As usual the classes for foliage gave, one imagines, the judges a bit of a headache but they came up trumps and the triumphant owner of the best three pans for group effect, John Dower of Frodsham, could feel doubly pleased as he also succeeded in the miniature garden category. Judges are often challenged as to their decisions and in this instance a passer by wondered how a copper coloured Heuchera might be considered ‘alpine’. He was referred simply to the comment quoted above
Unusual, perhaps even rare appearances, were made by two plants from China, Meconopsis delavayi with just a single flower but enough to convince the judges that this could not be anything other than a prize-winner and Omphalogramma delavayi both named for the indefatigable Jesuit priest, Jean Delavayi 1834 – 1895 who collected chiefly in Yunnan province and both shown by John Richards of Hexham a Northumberland town from which the pestilence of a very cold winter had only recently departed.
Among the monocotyledons one would expect to find a goodly number of Alliums and such expectations were upheld by some excellent examples of the genus. Two forms of Allium shelkovnikovii were competing in the same class the winner being a specimen with blue-green leaves, trimmed at the tips, and a subtle combination of blue-pink flowers with pale green undertones. This Iranian native won the Goffey Cup for the best plant in a small pot in the open section for Ivor Betteridge. In past times the Goffey Cup was awarded to the best exhibit of alpine plants by a commercial organisation but times change and for more than three decades no qualifying exhibitor has been forthcoming.

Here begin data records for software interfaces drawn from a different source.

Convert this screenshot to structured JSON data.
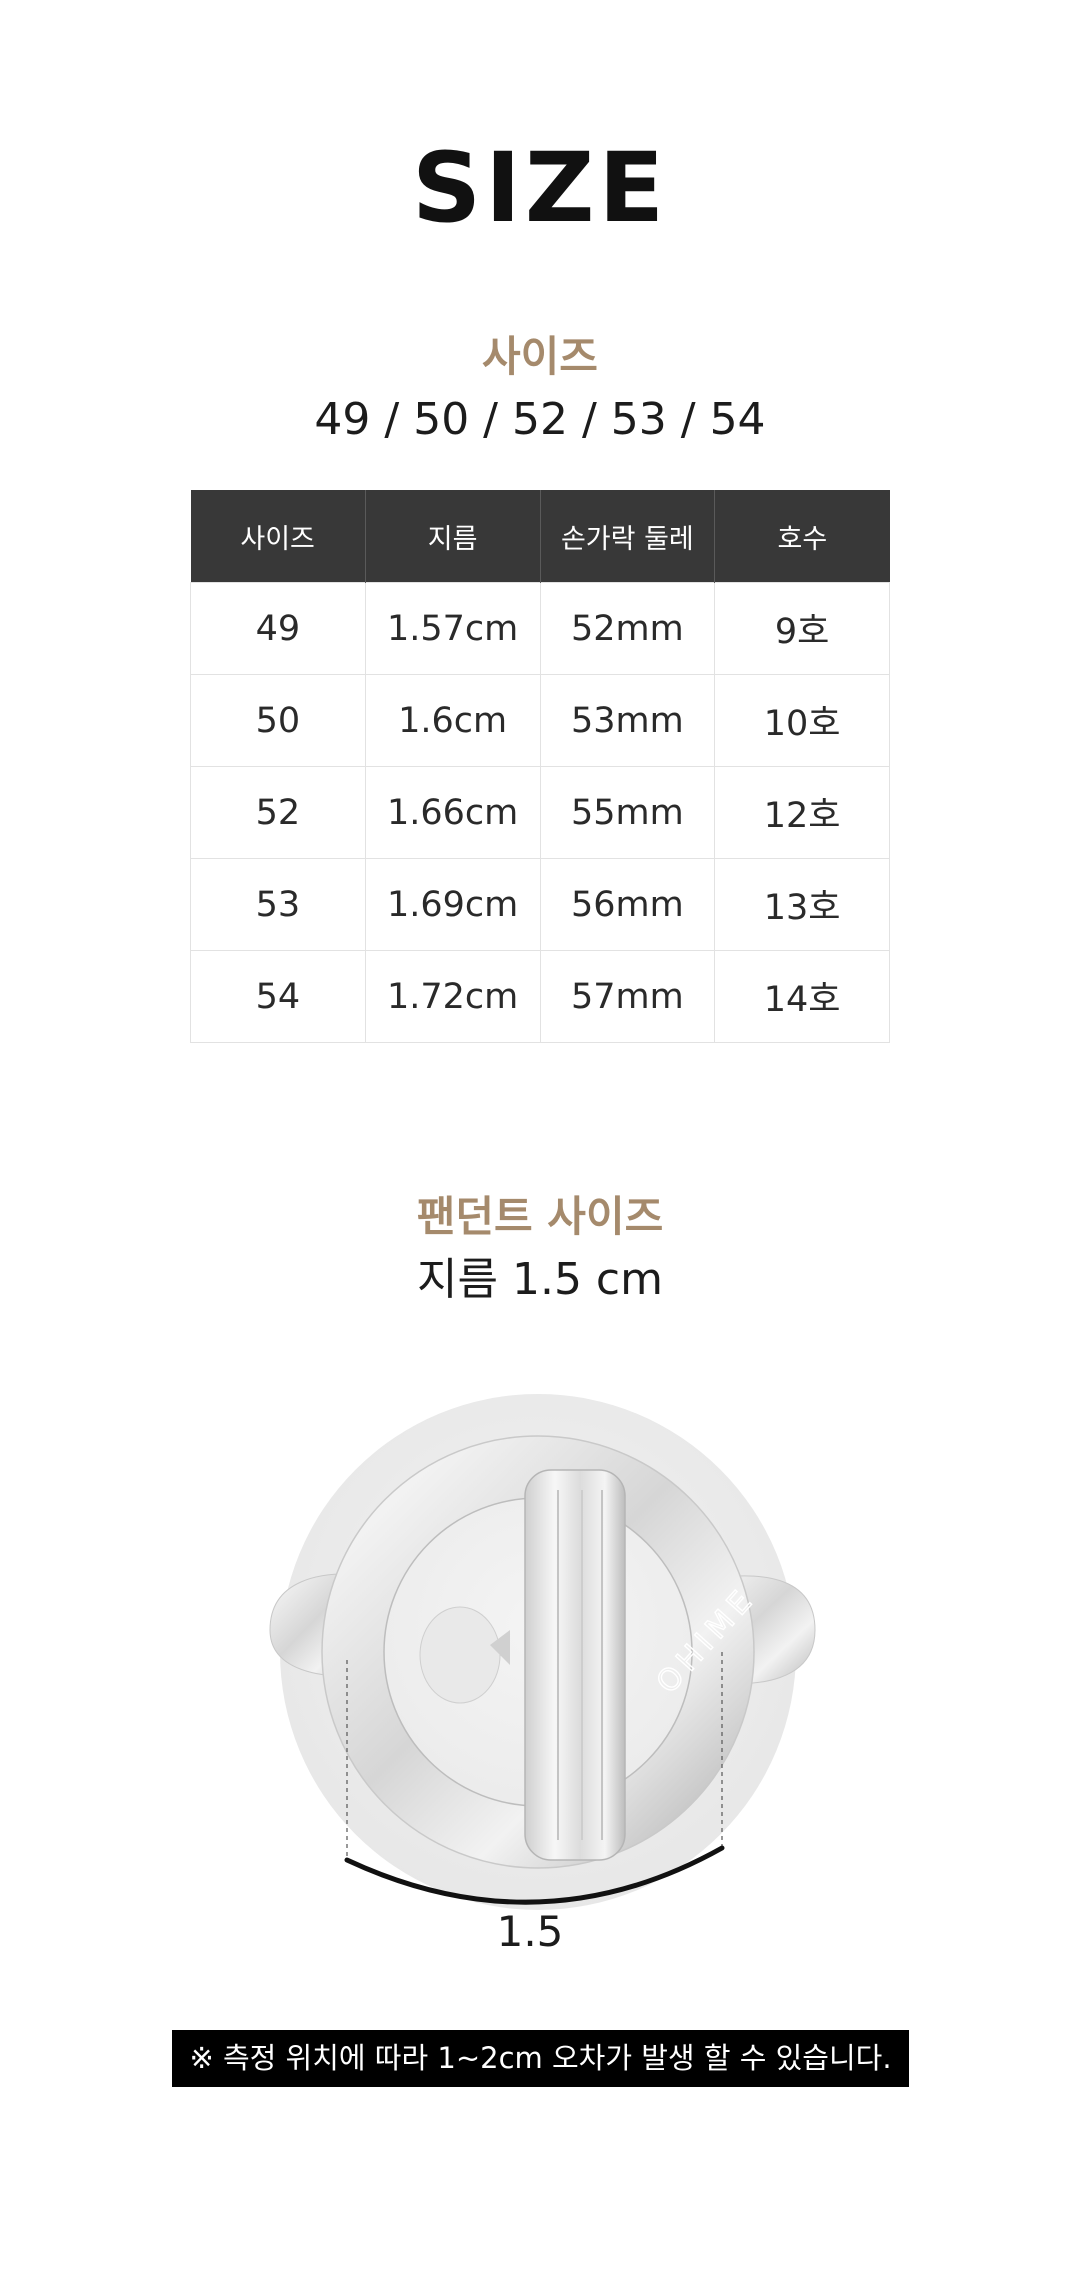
{
  "title": "SIZE",
  "ring_size": {
    "heading": "사이즈",
    "sizes_line": "49 / 50 / 52 / 53 / 54"
  },
  "table": {
    "headers": [
      "사이즈",
      "지름",
      "손가락 둘레",
      "호수"
    ],
    "rows": [
      [
        "49",
        "1.57cm",
        "52mm",
        "9호"
      ],
      [
        "50",
        "1.6cm",
        "53mm",
        "10호"
      ],
      [
        "52",
        "1.66cm",
        "55mm",
        "12호"
      ],
      [
        "53",
        "1.69cm",
        "56mm",
        "13호"
      ],
      [
        "54",
        "1.72cm",
        "57mm",
        "14호"
      ]
    ]
  },
  "pendant": {
    "heading": "팬던트 사이즈",
    "diameter_line": "지름 1.5 cm"
  },
  "figure": {
    "watermark": "OHIME",
    "measure_label": "1.5"
  },
  "notice": "※ 측정 위치에 따라 1~2cm 오차가 발생 할 수 있습니다.",
  "colors": {
    "accent": "#a58a6c",
    "table_header": "#383838",
    "notice_bg": "#000000"
  }
}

Orchids are becoming more and more prominent at Shows partly because of the range of new selections and hybrids of showy Cypripediums but mainly to an increased awareness of the cultural requirements of these lovely plants. Cypripedium ‘Axel’ is one such, short of stature, only about 20 cms tall in flower with delectably marked blooms of burgundy striped with pale mauve. The familiar Cypripedium calceolus ( above) in yellow and brown livery won a certificate of Merit for Brian Burrows.

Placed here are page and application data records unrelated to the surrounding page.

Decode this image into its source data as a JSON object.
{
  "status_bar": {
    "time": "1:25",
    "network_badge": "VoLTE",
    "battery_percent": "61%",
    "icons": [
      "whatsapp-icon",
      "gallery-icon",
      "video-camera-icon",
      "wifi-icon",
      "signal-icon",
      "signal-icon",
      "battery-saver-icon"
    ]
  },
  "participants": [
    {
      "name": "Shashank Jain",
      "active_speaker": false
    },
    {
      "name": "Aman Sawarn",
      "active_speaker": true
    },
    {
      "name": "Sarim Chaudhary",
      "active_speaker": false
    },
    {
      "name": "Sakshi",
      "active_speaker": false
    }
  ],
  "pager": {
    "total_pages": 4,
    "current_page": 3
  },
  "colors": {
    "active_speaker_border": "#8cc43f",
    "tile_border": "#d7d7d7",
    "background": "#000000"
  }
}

As expected, in May, Lewisias were to the front and no matter how one might be inclined to consider them as ‘candyfloss’ they do present a most colourful spectacle and such plants will be at the forefront when it comes to appealing to those for whom alpines are something new. Newcomers are an important result of the Society’s shop-window Shows and are to be encouraged with genera that are both colourful and, relatively speaking, easy to grow. Together with Lewisias we might consider Aquilegia, Pulsatilla and Narcissus as candiateds for the beginner so it is always encouraging to find these at shows and not only in section C. All four genera were well represented a wonderfully flowered selection from Ashwood Nursery’s Carousel range winning a well deserved accolade for Margaret Pickering from a town more usually associated with fish than alpines, Goole. She took the prize for the best plant in, the newly termed, Intermediate section, formerly section B.
Many of the visitors to the Show will have been delighted to see Peter Cordall’s display of photographs from the Galung La a pass above a valley opening off the to south of the Chengdu to Lhasa highway, a region he visited in 2009.

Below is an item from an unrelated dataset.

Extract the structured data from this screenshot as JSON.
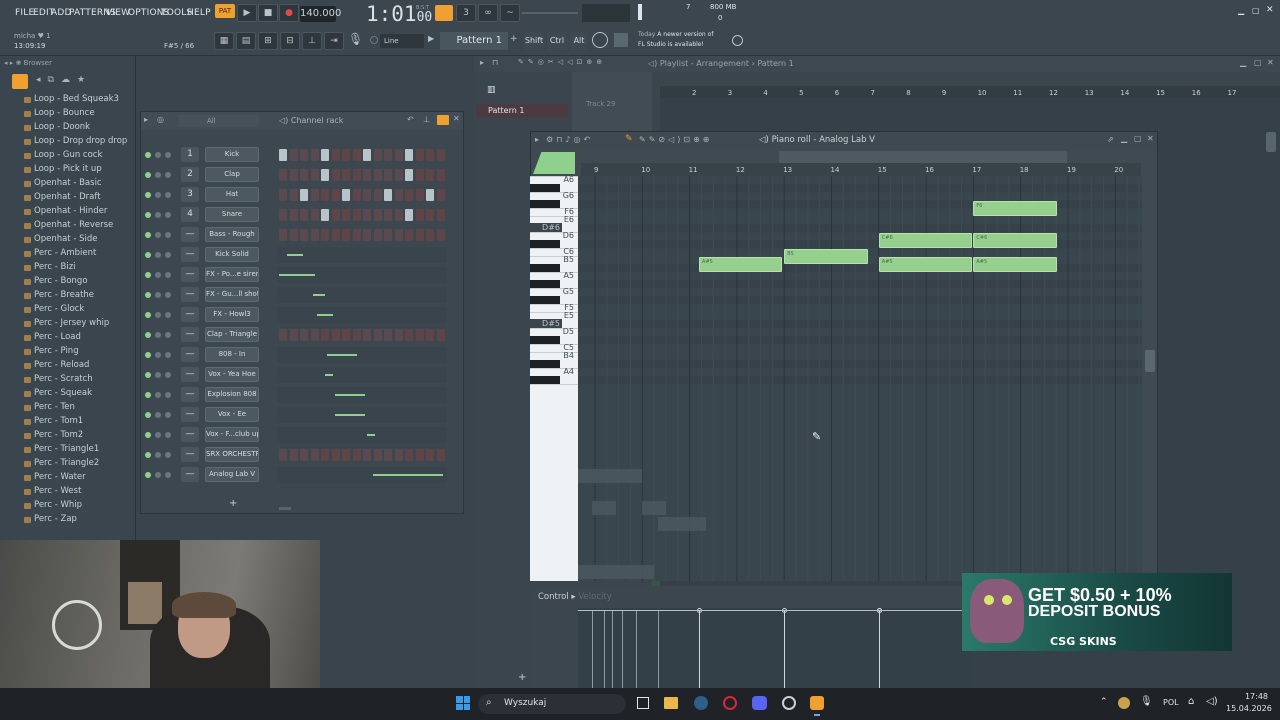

These days when our Society is pleased to take under its wing a far wider range of small and hardy plants than ever the founding fathers would have considered proper, the interest is spread across a broad range with greater appeal and challenges than even the immediate post war members could have dreamed. Roy’s enlightened comment is truer, perhaps, than he might have realised 47 years ago.